However, sudden loss of power can also cause damage to massive industrial equipment that are running on three phase electric power systems.
What is three phase electric power and why is it used in industrial equipment?
Three phase power systems use three separate lines working in synchronicity rather than a larger single phase line in large capacity applications, such as in powering industrial motors. This enables the use of smaller conductors and a constant supply of instant power.
Three phase systems are designed for each line to work in conjunction with the other two lines, with one line supplying power as the previous line stops, maintaining a constant steady flow of power.
This configuration is ideal for electric motors, because it can be designed to create a directional magnetic field that can compliment the consistent turning of electric motors.
What happens to three phase equipment when power outages occur?
Because the three lines are interdependent but still separate from each other, equipment damage may occur when power loss and a resulting surge takes place. Three phase systems are usually protected by a separate fuse box that is placed between the main breaker or fuse that controls power to the equipment.
This added protection consists of three separate fuses that work to shut off power to the phase line that is operating when power is lost and restored, saving the machinery from the effects of a power surge.
What can you do when a power outage occurs?
The most important action you can take to prevent possible damage to machinery powered by three phased systems is to turn off the machinery as soon as possible. Power loss sometimes occurs for only a few seconds, so you may have only a minimal amount of time to prevent damage from a power surge.
What should you do if your equipment doesn't work after a power outage?
Your first step should be to test the three fuses in the fuse box at the machinery location. You will first need to turn off the main breaker or fuse box to the equipment before you attempt to remove and test the three fuses in the secondary box.
You'll need an industrial fuse puller/tester tool for this task. Test all three fuses for viability and replace as necessary. You must replace the fuses with the identical voltage capacity as the original fuses.

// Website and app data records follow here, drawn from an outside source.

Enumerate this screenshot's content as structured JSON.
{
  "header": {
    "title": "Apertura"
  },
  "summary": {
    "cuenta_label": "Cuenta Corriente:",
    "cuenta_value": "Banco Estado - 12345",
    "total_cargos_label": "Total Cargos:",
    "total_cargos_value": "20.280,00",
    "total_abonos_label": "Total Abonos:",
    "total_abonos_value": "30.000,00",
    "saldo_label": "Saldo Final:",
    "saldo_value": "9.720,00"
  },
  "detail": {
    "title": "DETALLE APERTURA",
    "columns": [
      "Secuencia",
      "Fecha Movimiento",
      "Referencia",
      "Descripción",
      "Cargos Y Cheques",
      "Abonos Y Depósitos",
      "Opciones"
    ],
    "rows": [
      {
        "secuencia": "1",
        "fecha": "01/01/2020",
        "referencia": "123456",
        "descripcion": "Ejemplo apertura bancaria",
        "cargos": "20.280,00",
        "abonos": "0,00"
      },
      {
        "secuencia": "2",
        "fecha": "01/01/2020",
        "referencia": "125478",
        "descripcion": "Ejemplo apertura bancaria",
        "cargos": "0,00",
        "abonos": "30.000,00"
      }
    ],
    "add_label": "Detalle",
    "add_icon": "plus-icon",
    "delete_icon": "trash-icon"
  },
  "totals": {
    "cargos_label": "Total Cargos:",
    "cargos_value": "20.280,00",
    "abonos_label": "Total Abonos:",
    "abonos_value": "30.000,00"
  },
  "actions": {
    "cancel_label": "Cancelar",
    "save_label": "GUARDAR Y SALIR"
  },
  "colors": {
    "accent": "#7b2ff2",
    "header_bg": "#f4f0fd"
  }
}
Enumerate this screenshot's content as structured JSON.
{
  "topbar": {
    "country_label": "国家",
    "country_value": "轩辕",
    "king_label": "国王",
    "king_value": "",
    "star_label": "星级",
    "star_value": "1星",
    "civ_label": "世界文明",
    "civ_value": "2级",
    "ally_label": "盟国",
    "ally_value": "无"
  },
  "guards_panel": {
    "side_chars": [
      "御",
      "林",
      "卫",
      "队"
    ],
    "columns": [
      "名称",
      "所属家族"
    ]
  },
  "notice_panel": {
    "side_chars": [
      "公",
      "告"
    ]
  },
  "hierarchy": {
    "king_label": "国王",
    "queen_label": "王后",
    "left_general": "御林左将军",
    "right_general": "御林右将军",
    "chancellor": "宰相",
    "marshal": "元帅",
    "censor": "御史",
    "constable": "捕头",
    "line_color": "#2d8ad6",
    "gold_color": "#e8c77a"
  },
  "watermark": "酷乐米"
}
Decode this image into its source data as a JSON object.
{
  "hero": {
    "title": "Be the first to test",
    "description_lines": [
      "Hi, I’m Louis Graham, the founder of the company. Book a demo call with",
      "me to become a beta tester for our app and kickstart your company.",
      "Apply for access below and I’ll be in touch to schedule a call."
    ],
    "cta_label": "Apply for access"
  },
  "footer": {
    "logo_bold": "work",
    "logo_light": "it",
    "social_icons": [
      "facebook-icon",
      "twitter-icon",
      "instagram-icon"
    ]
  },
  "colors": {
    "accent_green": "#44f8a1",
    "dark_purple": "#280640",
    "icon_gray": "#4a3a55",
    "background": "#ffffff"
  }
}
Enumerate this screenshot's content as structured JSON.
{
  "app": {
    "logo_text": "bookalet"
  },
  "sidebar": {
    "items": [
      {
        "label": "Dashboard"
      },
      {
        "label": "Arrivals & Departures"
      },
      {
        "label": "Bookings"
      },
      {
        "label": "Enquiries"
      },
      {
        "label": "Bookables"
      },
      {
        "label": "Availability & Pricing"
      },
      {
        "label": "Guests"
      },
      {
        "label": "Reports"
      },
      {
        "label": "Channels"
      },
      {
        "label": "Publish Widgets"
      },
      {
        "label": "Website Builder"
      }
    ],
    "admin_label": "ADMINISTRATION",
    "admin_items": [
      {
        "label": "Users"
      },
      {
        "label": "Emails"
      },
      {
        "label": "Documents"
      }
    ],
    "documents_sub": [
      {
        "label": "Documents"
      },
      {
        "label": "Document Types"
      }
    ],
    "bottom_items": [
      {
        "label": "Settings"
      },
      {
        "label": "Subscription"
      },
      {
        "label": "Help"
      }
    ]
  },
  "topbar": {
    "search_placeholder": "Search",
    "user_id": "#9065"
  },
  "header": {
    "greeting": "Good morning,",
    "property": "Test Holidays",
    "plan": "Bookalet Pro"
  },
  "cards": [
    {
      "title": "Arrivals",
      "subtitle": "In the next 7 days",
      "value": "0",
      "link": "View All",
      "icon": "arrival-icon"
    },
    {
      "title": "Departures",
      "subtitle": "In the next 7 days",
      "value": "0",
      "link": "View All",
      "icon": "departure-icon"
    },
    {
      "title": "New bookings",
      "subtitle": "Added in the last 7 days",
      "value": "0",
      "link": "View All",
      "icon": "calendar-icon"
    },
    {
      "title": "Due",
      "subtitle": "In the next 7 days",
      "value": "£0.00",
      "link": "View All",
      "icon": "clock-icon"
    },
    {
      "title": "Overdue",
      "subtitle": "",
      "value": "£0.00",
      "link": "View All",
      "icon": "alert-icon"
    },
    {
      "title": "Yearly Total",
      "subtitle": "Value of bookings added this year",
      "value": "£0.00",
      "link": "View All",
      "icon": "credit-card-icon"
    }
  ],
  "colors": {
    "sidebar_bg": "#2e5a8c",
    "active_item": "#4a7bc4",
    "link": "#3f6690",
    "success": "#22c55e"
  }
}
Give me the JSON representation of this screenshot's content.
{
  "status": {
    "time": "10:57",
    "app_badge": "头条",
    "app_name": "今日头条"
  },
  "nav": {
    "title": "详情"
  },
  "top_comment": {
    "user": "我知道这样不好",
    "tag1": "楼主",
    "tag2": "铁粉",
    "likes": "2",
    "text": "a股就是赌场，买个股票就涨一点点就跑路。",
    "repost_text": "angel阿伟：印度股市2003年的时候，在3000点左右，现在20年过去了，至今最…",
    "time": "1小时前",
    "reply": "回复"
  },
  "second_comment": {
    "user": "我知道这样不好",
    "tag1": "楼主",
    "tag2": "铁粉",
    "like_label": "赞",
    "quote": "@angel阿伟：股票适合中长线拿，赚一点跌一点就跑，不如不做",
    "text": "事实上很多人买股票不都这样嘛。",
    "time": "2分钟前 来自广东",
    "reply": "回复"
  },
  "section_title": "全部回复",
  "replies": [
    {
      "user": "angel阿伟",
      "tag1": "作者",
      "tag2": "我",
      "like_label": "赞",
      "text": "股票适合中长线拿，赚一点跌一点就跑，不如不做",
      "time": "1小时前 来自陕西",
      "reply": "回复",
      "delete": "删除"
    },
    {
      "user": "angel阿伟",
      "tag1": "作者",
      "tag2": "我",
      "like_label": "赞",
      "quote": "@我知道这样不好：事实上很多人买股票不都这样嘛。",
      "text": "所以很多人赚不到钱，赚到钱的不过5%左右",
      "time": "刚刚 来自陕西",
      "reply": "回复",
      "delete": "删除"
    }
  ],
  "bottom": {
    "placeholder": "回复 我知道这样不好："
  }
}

If the machinery is still inoperable or fuses keep blowing, you will need to bring in an industrial electrician to diagnose and repair the problem. Contact a business, such as Brian Thornton Sons Electric, for more information about industrial electrical work.Share